A committee of judges considers the following weighted criteria in arriving at an “Ethics Quotient” for each company: Industry Leadership, Internal Ethics/Compliance System, Integrity Track Record/Reputation, Innovation, Corporate Citizenship and Responsibility, Corporate Governance, and Executive Leadership (“Tone from the Top”).
Annual rankings of companies on hard-to-measure attributes like “most ethical” are, no doubt, limited in their significance – just as each year U.S. News & World Report rankings of academic institutions have limited significance. But they do try to recognize relevant institutional qualities – and to hold them up for emulation.
There is one aspect of the “ratings game” in ethics, however, about which I would sound a note of caution. It appears on the Ethisphere website under the heading: “IT CAN PAY TO BE ETHICAL.” The message is this: “Investing in ethics is beneficial for any company, even in a recession.” This graph compares the ‘WME Index,’ for all publicly traded 2010 World’s Most Ethical Company honorees, against the S&P 500 and FTSE since 2005.

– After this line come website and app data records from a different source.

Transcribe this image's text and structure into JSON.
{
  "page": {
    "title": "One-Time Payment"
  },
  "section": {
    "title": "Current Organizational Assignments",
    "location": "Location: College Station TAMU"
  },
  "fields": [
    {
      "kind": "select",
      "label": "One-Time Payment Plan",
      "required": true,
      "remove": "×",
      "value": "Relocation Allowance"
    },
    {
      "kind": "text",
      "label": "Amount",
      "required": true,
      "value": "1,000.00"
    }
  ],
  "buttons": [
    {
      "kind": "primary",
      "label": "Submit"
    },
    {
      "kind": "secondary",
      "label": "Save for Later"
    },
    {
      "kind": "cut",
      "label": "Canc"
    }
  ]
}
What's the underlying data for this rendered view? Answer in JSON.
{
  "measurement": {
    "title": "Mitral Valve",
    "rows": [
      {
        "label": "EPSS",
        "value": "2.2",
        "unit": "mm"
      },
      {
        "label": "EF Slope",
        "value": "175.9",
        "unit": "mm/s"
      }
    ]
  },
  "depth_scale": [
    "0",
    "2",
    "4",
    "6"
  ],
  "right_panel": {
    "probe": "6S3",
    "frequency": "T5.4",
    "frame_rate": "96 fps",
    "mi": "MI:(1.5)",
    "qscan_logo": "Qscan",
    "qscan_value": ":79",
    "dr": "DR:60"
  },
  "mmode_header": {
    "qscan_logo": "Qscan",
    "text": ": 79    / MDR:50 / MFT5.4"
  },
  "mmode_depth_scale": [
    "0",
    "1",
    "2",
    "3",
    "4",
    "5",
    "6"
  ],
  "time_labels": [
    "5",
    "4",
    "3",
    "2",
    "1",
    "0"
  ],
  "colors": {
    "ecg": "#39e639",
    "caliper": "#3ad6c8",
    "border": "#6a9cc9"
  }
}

Readers may get the impression from this part of the website that ethics is ultimately about profitability – what some call “the business case” for corporate responsibility. Worse than this, readers might infer that integrity, corporate citizenship, and internal ethics programs are worth pursuing only if they do in fact track positively with financial performance.
I do not mean to suggest, of course, that there needs to be an inverse relationship between integrity and the bottom line. Surely moral virtue and ethical business culture often lead to marketplace rewards. This is because they typically lead to increased trust by employees, customers, and other stakeholders. But from time to time business decision makers must stand up and be counted – and courageously take actions that are not rewarded by the market. We need to acknowledge this – and we need to hope that the Ethisphere judges will also acknowledge it, whether it tracks well with the S&P 500 or not.

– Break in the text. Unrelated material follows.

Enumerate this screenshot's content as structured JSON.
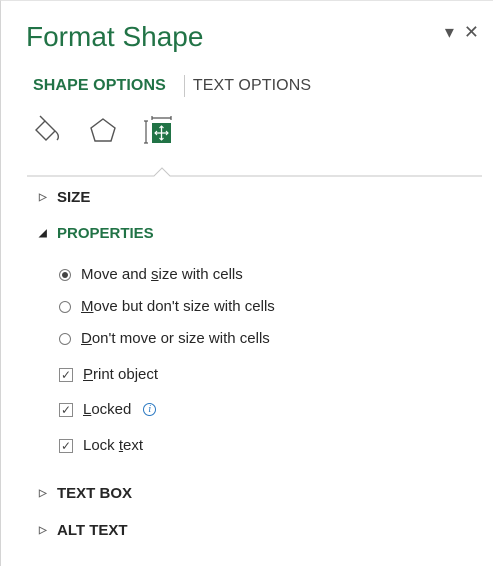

Kenneth E. Goodpaster is Koch Endowed Chair in Business Ethics at the University of St. Thomas – Opus College of Business